While printers tend to get more attention, the magic is really in the calender. With multiple types of printing calenders on the market, each calender can dramatically impact the quality of the print. Let’s learn about the three types of calenders (oil drum, radiant heat, and electric) and how dwell time and temperature make all the difference – and will likely be the key to your customer’s problems.
The three types of calenders, oil drum, radiant heat, and electric, all have distinctly different heating elements. Oil drum calenders are undeniably the highest quality calender type on the market. The second and third best options are a matter of opinion.
Oil Drum Calenders
It’s the best choice because it produces the most consistent heat. Oil drum calenders are available in multiple sizes and the bigger the diameter of the oil drum, the more reliable and faster the production capacity. To sum it up, oil drum calenders are reliable, offer peace of mind, allow for a high production speed, and have the best color consistency.
The two best calenders companies in the market are Monti Antonio and Klieverik. They’re more expensive but will last for years. You get what you pay for!
Radiant Heat Calenders

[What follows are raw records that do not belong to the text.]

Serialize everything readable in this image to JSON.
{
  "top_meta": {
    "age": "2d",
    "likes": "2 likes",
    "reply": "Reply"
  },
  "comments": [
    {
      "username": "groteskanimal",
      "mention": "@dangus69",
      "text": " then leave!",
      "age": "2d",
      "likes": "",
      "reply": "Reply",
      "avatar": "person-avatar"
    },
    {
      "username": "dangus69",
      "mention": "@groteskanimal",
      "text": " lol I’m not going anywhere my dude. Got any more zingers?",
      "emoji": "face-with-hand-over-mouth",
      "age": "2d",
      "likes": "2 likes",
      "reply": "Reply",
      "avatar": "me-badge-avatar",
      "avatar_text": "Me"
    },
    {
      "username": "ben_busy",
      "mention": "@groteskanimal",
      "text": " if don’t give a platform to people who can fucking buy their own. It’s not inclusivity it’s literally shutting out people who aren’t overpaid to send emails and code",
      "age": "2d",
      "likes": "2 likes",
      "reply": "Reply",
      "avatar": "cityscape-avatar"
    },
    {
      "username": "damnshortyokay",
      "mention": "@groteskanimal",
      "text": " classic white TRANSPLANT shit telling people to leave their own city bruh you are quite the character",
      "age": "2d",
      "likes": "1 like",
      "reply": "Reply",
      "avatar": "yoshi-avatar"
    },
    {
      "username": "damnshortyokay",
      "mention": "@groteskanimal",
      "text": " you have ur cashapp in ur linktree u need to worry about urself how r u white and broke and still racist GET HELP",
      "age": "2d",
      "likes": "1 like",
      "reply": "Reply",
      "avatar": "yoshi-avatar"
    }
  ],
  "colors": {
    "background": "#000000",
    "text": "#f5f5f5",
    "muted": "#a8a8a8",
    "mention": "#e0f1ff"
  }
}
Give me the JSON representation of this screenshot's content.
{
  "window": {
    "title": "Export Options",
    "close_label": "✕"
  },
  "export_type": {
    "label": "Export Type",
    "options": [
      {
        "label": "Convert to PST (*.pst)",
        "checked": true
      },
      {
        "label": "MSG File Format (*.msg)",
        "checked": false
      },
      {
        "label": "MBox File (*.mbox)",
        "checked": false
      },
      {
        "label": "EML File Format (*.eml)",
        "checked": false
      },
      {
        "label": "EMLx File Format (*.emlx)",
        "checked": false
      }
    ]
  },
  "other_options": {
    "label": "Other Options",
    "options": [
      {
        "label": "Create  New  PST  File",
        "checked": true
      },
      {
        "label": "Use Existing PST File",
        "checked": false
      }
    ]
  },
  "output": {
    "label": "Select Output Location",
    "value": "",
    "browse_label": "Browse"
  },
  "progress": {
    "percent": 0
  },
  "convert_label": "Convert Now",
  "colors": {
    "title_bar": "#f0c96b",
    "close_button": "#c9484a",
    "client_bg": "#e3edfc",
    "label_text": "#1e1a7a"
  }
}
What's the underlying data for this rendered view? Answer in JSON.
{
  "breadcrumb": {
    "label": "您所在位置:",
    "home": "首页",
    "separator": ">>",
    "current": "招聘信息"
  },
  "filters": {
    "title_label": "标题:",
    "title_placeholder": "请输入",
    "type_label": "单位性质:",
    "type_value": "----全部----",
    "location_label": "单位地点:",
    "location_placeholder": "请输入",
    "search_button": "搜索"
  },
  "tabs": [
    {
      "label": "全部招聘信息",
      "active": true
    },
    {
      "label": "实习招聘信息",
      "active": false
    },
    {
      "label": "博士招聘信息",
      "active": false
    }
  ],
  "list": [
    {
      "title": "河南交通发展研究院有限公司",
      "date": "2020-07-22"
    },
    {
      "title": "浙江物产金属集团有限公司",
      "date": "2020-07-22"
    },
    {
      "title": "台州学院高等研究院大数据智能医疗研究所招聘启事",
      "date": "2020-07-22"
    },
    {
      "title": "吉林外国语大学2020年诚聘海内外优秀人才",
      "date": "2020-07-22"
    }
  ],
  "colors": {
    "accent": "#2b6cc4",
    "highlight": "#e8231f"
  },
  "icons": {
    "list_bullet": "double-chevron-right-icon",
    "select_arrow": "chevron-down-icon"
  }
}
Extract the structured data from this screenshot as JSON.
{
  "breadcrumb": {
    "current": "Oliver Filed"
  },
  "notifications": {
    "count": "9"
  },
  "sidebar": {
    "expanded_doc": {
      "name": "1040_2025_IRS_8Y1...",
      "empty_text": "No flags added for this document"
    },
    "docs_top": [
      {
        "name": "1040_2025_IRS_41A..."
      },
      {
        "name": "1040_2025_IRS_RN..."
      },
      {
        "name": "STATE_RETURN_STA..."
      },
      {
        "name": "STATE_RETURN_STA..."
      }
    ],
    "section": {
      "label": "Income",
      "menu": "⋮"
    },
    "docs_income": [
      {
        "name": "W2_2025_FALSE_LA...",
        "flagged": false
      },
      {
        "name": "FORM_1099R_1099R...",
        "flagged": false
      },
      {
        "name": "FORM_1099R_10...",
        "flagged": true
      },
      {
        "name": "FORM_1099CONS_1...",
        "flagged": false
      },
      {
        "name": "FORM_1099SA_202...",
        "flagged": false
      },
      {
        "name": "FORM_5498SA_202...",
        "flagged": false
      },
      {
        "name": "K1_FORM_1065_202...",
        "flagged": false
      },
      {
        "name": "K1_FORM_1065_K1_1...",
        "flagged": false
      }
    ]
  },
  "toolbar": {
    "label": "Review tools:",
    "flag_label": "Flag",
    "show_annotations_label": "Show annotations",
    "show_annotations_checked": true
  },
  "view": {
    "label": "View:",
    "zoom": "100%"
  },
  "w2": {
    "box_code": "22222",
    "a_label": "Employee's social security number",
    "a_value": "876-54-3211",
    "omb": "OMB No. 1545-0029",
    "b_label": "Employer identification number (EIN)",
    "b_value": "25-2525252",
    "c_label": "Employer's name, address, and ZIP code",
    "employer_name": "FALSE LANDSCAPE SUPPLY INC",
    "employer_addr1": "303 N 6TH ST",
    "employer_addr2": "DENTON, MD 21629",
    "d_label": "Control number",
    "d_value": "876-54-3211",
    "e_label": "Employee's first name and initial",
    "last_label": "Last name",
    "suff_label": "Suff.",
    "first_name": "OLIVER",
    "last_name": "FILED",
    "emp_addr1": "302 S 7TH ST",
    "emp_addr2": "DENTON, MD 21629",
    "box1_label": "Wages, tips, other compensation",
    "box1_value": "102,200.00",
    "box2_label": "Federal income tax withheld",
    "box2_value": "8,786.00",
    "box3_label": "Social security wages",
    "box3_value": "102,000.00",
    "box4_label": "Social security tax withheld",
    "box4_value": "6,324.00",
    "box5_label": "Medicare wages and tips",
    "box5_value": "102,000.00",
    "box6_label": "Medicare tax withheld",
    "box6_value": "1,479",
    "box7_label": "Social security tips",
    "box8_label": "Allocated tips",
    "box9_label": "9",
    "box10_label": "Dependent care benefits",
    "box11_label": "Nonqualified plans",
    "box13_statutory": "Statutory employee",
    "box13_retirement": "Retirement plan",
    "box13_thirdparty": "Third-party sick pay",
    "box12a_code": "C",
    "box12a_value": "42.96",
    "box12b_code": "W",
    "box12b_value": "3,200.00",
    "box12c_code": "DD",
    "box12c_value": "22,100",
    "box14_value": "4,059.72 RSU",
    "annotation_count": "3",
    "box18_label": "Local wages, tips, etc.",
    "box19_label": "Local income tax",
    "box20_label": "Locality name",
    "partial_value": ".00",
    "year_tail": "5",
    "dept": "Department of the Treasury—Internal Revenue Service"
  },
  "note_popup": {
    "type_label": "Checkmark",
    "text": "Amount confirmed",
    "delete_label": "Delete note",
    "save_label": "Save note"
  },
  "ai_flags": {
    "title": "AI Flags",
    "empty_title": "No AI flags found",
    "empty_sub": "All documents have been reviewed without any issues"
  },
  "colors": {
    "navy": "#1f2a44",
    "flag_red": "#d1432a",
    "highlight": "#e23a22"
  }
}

It doesn’t have a blanket or belt, which means that a radiant heat calender does not have pressure settings. Without pressure settings, you lose some control that you can achieve with other heat systems. On the upside, radiant heat calenders are less likely to have mechanical failures.
Electric Heating Calenders
Electric heat calenders can be good as long as they’re sufficiently maintained. If the heating element breaks (which happens frequently), it can create cold spots on the calender which results in blotchy printing and inconsistent color.
Pro tip: When you are buying a calender, you should calculate future growth and yards run through the machine annually. If you anticipate having several printers, it’s worth investing in an oil drum calender that can handle the output of three or four printers.
Dye Sublimation Calender Best Practices
The keys to success: Time, temperature, and pressure
Having control over dwell time (the length of time the fabric is in contact with the transfer paper and heated drum on the calender), temperature, and pressure is paramount.
The rule of thumb is to choose a base temperature (typically between 375-400°F) that will remained unchanged no matter what fabric is run through the calender. Instead, adjust the dwell time and pressure (if possible) to get better print clarity and ink transfer. For example, heavier-weight fabrics will likely require a longer dwell time and increased pressure for optimum results.
For most fabrics, the standard dwell time range is between 30-60 seconds.
Lighter weight fabrics are at the low end of heat and dwell time with the average calender belt pressure at 40%. Heavier fabrics, such as backlit or upholstery, are at the high-end, up to 410°F with a 60 second dwell time and up to 100% belt pressure.
Note: Approx. 80% of fabrics will run using the same heat and dwell time settings.
Pro tip: Backlit and upholstery fabrics may need a higher temperature and longer dwell time for the ink to penetrate coatings and fibers. This applies to any heavyweight fabric – 8 oz. and up.
Exception: Black & white blockout fabrics have a thin layer of polyester with black or white acrylic backing. These require lower temperatures and shorter dwell times, otherwise the acrylic backing will melt! Not to mention, it might ruin your calender’s belt, not only making it a big pain to clean up melted acrylic but an expensive mistake.
Of the three types of heat calenders, oil drums are by far the best. While radiant heat and electric calenders can do the job, they bring other challenges or may not allow for precise controlled results. The key to calender success, however, lies in the dwell time, temperature, and pressure. If your customer is having an issue achieving their desired results (and likely blaming the fabric), the remedy likely lies in adjusting one of these three factors. Time, temperature and pressure are the trifecta and will be your secret weapon when dealing with a frustrated customer.